Exercise objective -> Among the records below, which lines contain the string "Pokaż"? Report them.

:: Given entries

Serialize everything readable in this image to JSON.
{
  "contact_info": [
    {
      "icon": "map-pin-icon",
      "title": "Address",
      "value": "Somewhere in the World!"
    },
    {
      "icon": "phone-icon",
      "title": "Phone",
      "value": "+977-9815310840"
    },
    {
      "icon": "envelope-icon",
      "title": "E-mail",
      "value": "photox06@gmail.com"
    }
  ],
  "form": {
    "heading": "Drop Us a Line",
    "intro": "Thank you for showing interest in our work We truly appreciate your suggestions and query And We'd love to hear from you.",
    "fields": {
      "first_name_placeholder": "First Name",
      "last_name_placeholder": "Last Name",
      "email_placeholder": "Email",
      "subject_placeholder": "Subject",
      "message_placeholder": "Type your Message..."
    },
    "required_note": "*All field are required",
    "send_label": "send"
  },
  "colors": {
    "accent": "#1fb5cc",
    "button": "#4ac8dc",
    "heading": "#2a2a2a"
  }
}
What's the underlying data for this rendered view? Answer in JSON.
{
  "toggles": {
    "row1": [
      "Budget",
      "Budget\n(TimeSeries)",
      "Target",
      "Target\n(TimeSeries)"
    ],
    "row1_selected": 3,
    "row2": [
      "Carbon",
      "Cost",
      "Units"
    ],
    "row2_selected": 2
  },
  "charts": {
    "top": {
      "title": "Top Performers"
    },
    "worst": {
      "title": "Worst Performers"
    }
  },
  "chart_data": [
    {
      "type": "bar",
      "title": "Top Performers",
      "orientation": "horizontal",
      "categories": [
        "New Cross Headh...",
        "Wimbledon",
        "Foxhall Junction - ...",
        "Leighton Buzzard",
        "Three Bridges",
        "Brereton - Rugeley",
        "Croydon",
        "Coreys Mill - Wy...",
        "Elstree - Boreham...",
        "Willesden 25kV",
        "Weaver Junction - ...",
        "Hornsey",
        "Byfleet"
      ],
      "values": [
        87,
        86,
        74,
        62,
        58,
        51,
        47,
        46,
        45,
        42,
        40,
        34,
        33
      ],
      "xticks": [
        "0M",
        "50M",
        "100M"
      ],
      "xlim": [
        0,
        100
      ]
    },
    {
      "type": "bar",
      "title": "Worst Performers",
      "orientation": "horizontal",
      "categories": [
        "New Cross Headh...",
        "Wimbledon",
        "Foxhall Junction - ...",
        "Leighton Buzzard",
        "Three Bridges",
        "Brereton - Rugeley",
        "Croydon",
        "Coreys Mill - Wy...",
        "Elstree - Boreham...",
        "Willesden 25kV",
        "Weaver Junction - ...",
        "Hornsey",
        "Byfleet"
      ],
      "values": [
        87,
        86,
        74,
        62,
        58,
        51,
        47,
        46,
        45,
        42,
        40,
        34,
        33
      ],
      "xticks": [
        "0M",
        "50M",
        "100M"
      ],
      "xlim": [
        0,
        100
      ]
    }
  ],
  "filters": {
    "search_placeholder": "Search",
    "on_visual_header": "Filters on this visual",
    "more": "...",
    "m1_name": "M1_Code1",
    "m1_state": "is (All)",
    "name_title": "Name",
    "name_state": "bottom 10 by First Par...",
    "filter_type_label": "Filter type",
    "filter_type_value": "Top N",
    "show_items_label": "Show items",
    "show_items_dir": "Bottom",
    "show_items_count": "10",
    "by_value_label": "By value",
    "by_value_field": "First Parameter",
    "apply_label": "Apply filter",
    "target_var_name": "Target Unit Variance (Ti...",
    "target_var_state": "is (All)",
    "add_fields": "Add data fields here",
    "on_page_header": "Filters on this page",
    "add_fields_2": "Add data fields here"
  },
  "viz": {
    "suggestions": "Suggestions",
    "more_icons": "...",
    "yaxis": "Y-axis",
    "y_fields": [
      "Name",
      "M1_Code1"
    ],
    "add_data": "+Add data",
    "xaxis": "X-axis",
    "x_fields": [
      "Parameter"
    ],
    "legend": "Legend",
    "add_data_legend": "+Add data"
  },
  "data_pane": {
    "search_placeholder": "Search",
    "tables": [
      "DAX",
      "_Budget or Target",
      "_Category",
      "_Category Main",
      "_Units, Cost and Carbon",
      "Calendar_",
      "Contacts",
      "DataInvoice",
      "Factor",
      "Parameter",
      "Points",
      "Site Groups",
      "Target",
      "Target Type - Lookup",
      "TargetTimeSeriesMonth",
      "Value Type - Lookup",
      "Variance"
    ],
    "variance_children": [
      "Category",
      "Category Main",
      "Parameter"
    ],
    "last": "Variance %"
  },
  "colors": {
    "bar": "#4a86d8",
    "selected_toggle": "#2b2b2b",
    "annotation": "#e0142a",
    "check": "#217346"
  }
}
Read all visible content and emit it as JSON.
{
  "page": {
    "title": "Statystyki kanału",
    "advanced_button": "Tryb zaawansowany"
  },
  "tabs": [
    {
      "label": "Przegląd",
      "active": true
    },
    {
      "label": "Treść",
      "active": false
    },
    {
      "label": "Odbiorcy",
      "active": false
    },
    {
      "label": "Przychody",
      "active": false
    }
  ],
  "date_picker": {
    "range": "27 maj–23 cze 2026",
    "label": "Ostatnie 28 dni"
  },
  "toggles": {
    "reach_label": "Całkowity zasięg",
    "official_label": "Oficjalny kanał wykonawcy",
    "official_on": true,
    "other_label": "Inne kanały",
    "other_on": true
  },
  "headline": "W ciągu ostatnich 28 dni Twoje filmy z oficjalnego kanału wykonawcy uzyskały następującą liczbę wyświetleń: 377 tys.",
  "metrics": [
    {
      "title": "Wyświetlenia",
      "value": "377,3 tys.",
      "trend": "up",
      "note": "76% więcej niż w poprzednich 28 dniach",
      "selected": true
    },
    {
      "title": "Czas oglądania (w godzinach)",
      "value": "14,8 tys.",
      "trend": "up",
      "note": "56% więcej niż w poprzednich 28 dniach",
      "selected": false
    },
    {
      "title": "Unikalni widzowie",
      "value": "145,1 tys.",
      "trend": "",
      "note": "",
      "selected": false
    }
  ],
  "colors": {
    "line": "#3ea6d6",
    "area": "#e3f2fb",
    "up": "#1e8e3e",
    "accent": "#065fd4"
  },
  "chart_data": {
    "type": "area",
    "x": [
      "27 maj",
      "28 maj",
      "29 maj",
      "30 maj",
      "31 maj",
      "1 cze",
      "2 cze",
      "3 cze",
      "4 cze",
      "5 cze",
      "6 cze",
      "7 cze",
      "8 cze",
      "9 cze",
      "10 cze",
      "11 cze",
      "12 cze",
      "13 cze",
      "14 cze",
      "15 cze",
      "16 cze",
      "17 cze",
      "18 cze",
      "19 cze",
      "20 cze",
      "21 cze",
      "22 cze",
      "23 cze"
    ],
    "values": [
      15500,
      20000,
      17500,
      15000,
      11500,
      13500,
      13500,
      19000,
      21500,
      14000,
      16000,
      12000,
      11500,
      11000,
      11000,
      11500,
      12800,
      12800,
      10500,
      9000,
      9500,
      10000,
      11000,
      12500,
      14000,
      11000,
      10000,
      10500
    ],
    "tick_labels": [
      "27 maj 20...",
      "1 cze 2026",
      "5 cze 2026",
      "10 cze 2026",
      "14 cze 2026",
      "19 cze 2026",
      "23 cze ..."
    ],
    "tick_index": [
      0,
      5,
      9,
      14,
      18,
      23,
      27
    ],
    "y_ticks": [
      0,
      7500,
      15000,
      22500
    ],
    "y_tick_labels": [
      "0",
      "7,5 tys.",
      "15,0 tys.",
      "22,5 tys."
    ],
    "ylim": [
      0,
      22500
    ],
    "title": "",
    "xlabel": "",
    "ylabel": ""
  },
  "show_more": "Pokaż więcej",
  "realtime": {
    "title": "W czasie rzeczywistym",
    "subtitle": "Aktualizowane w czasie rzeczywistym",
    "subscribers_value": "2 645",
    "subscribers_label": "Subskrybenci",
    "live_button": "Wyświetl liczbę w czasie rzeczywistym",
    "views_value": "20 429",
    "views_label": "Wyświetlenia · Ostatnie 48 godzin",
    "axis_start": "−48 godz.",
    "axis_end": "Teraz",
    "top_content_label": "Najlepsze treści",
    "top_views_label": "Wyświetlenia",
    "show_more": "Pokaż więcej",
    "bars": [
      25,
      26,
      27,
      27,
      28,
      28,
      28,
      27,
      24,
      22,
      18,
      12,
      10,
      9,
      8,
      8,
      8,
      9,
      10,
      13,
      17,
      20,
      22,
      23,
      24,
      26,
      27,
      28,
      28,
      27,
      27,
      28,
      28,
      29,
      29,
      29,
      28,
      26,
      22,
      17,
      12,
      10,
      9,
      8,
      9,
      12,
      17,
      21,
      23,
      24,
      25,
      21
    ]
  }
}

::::

Reply to the task ->
  "show_more": "Pokaż więcej",
    "show_more": "Pokaż więcej",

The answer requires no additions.